3. Mars Used To Have A Thicker Atmosphere: For water to flow in the past, the Red Planet needs more atmosphere. So something must have changed in the past few billion years. What? It is thought that the Sun’s energy striking the atmosphere must have “stripped” the lighter forms of hydrogen from the top, scattering the molecules into space. Over long periods of time, this would lessen the amount of atmosphere near Mars. This question is being investigated in more detail with NASA’s Mars Atmosphere and Volatile EvolutioN (MAVEN) spacecraft.

4. Mars Has Two Moons – And One Of Them Is Doomed: The planet has two asteroid-like moons called Phobos and Deimos. Because they have compositions that are similar to asteroids found elsewhere in the Solar System, according to NASA, most scientists believe the Red Planet’s gravity snatched the moons long ago and forced them into orbit. But in the life of the Solar System, Phobos has a pretty short lifetime. In about 30 million to 50 million years, Phobos is going to crash into Mars’ surface or rip apart because the tidal force of the planet will prove too much to resist.

5. We Have Pieces Of Mars On Earth: Remember the low gravity on Mars that we talked about? In the past, the planet has been hit by large asteroids — just like Earth. Most of the debris fell back on the planet, but some of it was ejected into space. That sparked an incredible journey where the debris moved around the Solar System and in some cases, landed on Earth. The technical name for these meteorites is called SNC (Shergottites, Nakhlites, Chassignites — types of geologic composition). Gases trapped in some of these meteorites has been practically identical to what NASA’s Viking landers sampled on the Red Planet in the 1970s and 1980s.

A Closer Look At Pluto

Five years ago today, we started to appreciate just how remarkable Pluto really is. The distant dwarf planet had been a frigid enigma since its 1930 discovery, remaining a fuzzy blob even in photos captured by the powerful Hubble Space Telescope. But everything changed on July 14, 2015, when NASA’s New Horizons spacecraft zoomed within 7,800 miles (12,550 kilometers) of Pluto’s icy surface.

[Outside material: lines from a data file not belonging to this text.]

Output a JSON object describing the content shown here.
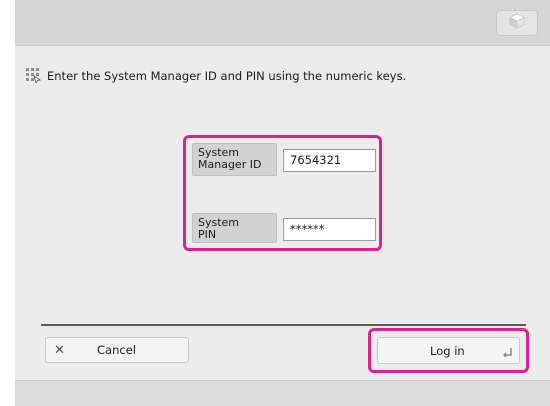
{
  "header": {
    "corner_icon": "cube-icon"
  },
  "instruction": {
    "icon": "keypad-icon",
    "text": "Enter the System Manager ID and PIN using the numeric keys."
  },
  "form": {
    "manager_id": {
      "label_line1": "System",
      "label_line2": "Manager ID",
      "value": "7654321"
    },
    "pin": {
      "label_line1": "System",
      "label_line2": "PIN",
      "value": "******"
    }
  },
  "footer": {
    "cancel_label": "Cancel",
    "cancel_icon": "close-icon",
    "login_label": "Log in",
    "login_icon": "enter-corner-icon"
  },
  "colors": {
    "highlight": "#e0218a",
    "screen_bg": "#dcdcdc",
    "panel_bg": "#ececec"
  }
}
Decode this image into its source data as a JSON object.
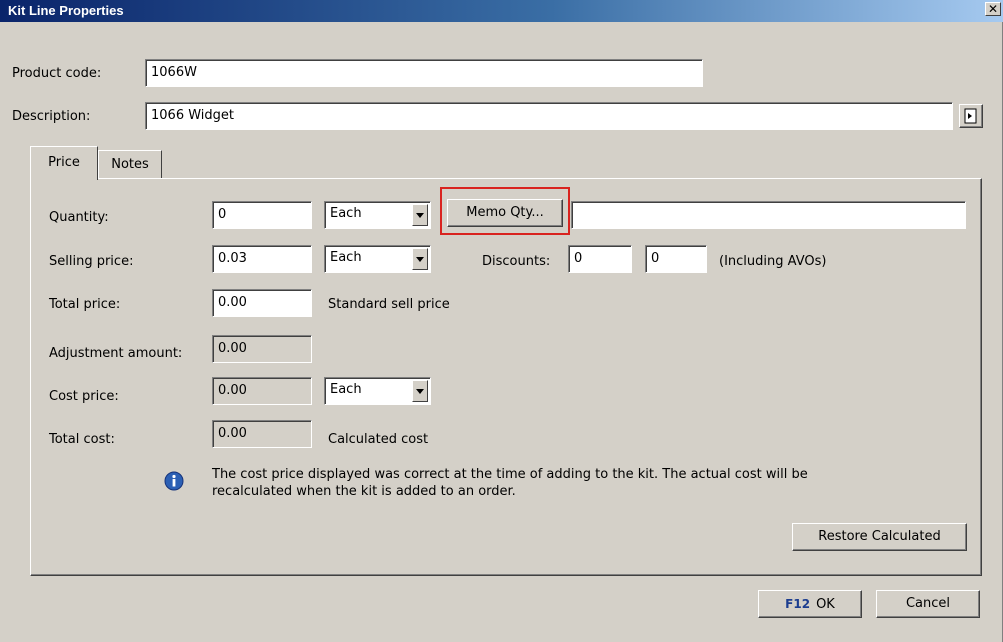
{
  "window": {
    "title": "Kit Line Properties",
    "close_label": "✕"
  },
  "header": {
    "product_code_label": "Product code:",
    "product_code_value": "1066W",
    "description_label": "Description:",
    "description_value": "1066 Widget"
  },
  "tabs": [
    {
      "label": "Price"
    },
    {
      "label": "Notes"
    }
  ],
  "price": {
    "quantity_label": "Quantity:",
    "quantity_value": "0",
    "quantity_unit": "Each",
    "memo_qty_button": "Memo Qty...",
    "memo_qty_value": "",
    "selling_price_label": "Selling price:",
    "selling_price_value": "0.03",
    "selling_price_unit": "Each",
    "discounts_label": "Discounts:",
    "discount1": "0",
    "discount2": "0",
    "discounts_note": "(Including AVOs)",
    "total_price_label": "Total price:",
    "total_price_value": "0.00",
    "total_price_note": "Standard sell price",
    "adjustment_label": "Adjustment amount:",
    "adjustment_value": "0.00",
    "cost_price_label": "Cost price:",
    "cost_price_value": "0.00",
    "cost_price_unit": "Each",
    "total_cost_label": "Total cost:",
    "total_cost_value": "0.00",
    "total_cost_note": "Calculated cost",
    "info_line1": "The cost price displayed was correct at the time of adding to the kit. The actual cost will be",
    "info_line2": "recalculated when the kit is added to an order.",
    "restore_button": "Restore Calculated"
  },
  "footer": {
    "ok_key": "F12",
    "ok_label": "OK",
    "cancel_label": "Cancel"
  },
  "colors": {
    "highlight": "#d9231f",
    "title_bar": "#0a246a",
    "info_icon": "#2b5fb4"
  },
  "icons": {
    "close": "close-icon",
    "lookup": "lookup-icon",
    "info": "info-icon",
    "dropdown": "chevron-down-icon"
  }
}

New Horizons observed a large, young, heart-shaped region of ice on Pluto and found mountains made of water ice that may float on top of nitrogen ice. It discovered large chasms on Charon and found that its north pole was covered with reddish material that had escaped from Pluto’s atmosphere. The historic flyby completed the initial reconnaissance of the solar system’s nine traditionally recognized planets and revealed a stunning complexity and diversity of terrain, from nitrogen glaciers to towering mountains of rock-hard water ice.

The $720 million New Horizons mission launched in January 2006, speeding away from Earth at a record-breaking 36,400 mph (58,580 km/h). Even at that blistering pace, it still took the probe 9.5 years to reach Pluto, which was about 3 billion miles (5 billion km) from Earth on the day of the flyby. And in the home stretch of that deep-space trek, New Horizons suffered a glitch that threatened to scuttle the epic encounter entirely. A mere three days after the glitch, New Horizons photographed a stunning sight: a huge, heart-shaped feature on Pluto’s reddish surface. Pluto’s now-iconic heart came into sharper and sharper focus over the ensuing days, as did the rest of the dwarf planet’s “encounter hemisphere” (the side that New Horizons flew over).